(From the P2P-Next Introduction) The P2P-Next integrated project will build a next generation peer-to-peer content delivery platform, to be designed, developed and applied jointly by a consortium consisting of high profile academic and industrial players with proven track records in innovation and commercial success. The current infrastructure of the Internet is not suited to simultaneous transmission of live events to millions of people (i.e. broadcasting). The problem is that a dedicated stream of data must be sent to every single user.

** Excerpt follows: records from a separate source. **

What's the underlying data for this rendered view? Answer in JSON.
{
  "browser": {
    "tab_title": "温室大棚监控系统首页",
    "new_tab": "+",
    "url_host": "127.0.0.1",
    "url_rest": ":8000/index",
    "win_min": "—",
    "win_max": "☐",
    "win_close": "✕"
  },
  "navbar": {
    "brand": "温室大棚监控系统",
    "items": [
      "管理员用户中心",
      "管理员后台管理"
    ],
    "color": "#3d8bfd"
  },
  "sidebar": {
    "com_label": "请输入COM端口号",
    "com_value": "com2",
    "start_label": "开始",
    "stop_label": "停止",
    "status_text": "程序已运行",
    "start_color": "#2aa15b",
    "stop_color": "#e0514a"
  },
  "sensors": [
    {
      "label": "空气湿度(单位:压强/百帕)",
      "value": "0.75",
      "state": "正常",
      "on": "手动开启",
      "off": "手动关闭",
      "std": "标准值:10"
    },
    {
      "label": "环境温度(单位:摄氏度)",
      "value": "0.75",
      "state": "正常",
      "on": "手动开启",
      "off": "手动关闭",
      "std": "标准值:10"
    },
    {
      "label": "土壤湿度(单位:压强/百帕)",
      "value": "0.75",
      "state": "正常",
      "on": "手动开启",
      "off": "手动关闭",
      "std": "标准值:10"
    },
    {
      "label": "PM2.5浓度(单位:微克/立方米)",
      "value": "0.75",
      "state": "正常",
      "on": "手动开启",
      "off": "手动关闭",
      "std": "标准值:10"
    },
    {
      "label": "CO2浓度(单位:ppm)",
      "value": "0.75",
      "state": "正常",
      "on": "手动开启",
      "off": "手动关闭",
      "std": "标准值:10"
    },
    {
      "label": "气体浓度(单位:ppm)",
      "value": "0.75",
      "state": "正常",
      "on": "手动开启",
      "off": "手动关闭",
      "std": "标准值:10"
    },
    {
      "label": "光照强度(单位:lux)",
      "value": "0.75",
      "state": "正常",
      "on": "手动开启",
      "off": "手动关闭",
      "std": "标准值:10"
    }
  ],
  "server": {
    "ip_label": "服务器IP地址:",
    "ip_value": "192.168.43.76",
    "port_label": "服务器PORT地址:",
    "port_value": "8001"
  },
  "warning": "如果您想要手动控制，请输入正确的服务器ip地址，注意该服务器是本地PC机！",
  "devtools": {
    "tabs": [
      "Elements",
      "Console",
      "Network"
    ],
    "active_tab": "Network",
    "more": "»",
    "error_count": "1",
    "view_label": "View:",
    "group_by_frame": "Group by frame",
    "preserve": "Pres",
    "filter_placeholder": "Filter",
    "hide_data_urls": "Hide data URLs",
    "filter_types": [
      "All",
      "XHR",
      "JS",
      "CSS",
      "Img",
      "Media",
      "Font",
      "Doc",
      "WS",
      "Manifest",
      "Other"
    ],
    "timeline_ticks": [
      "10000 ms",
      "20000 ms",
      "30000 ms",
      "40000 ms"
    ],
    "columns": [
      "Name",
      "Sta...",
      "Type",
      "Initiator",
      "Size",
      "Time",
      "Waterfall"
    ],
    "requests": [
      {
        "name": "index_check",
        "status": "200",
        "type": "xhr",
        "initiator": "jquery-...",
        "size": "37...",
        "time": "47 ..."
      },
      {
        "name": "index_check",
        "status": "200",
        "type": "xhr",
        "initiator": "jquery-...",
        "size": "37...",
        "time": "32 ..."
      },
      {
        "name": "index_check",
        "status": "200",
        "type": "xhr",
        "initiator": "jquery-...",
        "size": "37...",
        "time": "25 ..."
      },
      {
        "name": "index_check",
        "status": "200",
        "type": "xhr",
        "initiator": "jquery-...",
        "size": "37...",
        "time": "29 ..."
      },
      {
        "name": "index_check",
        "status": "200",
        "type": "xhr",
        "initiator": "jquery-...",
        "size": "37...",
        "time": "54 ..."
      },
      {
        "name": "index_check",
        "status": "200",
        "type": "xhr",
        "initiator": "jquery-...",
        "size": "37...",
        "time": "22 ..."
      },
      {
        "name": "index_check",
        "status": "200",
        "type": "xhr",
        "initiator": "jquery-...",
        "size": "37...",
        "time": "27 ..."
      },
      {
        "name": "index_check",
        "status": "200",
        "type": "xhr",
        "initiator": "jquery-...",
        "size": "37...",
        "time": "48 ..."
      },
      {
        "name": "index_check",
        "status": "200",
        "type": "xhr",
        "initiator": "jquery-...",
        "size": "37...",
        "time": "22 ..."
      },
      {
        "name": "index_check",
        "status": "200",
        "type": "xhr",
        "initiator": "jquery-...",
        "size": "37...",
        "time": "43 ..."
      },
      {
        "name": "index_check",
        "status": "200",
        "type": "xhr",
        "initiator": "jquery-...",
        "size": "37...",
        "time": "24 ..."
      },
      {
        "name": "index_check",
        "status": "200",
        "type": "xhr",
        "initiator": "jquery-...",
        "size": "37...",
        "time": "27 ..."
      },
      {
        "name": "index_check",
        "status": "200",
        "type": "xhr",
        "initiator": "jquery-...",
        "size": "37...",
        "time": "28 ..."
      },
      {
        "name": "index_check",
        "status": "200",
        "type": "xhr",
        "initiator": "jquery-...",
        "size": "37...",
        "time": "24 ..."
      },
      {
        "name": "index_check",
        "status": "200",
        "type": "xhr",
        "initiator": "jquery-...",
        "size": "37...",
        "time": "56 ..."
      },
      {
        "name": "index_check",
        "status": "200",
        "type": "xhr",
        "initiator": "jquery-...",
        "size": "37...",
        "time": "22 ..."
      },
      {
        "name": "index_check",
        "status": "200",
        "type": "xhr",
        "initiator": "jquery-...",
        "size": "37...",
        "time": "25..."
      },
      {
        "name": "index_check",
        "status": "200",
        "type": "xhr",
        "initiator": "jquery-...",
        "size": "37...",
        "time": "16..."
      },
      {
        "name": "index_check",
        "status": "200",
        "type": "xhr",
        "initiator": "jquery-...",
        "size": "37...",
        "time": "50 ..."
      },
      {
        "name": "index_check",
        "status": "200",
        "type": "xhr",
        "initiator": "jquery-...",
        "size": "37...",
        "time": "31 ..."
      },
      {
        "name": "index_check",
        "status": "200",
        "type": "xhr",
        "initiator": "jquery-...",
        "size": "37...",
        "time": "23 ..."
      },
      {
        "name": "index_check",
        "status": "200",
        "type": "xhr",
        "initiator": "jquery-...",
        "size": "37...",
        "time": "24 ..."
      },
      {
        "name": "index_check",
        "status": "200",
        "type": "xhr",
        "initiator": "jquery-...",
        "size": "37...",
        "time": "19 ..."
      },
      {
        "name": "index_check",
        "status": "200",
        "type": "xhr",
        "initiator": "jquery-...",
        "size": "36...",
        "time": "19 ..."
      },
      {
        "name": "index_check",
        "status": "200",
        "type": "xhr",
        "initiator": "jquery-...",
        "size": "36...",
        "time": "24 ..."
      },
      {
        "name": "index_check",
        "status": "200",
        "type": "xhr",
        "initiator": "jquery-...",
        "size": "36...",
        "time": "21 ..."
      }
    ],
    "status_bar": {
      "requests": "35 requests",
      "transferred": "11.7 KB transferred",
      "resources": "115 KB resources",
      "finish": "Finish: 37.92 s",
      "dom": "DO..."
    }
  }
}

With millions of potential users, the simultaneous streams of data will easily congest the Internet. For several years, we have been told that the answer to this problem is "multicasting", whereby the data stream is distributed to many local servers that subsequently "re-broadcast" the content to local users. However, most IP routers of the Internet cannot support multicasting–and there seems to be no financial incentive for the ISPs to introduce multicasting. Also, the use of Audiovisual Media is moving from a collective and passive approach to personal active behavior, at home and in mobile situations outside the home. At the same time use patterns are shifting towards non-linear usages, moving away from the classic model of linear broadcast TV. The TV set no longer has the monopoly of delivery of audiovisual content; the PC and related media centers, mobile phones, and potentially initiatives from new stakeholders are all becoming increasingly important.
In such heterogeneous environments, efficient content delivery needs optimized unicast, multicast, broadcast, and also support for new mechanisms that have been made possible by the recent advances in P2P grids. This situation has important consequences for the existing business models and institutions, as well as for content production, content distribution, and end user experience on various terminals. This particular holds for stakeholders that propose services based on heterogeneous terminals and networks, together with the demand from users of transparent service continuity. This makes Peer-to-Peer -based technologies that can provide efficient and low-cost delivery of professional and user created content essential for the technologically-competitive future Europe.
In response to these challenges, the objective of P2P-Next is to move forward the technical enablers to facilitate new business scenarios for the complete value chain in the content domain from a linear unidirectional push mode to a user centric, time and place independent platform paradigm. A platform approach allows modular development and modular applications, enables knowledge sharing and facilitates technology integration, code- and skill re-use. This translates to fast development of new content delivery applications that build value for service and content providers. P2P-Next will develop a platform that takes open source development, open standards, and future proof iterative integration as key design principles.
A lofty goal for certain, but will the EU accomplish its mission if the rest of the western world is going to every extent imaginable to suppress all P2P network transmissions? There is some indication from Comcast, the primary target of P2P obstruction allegation in the US, that the company has come to see the merit in the legal application of P2P distribution on the 21st century Internet.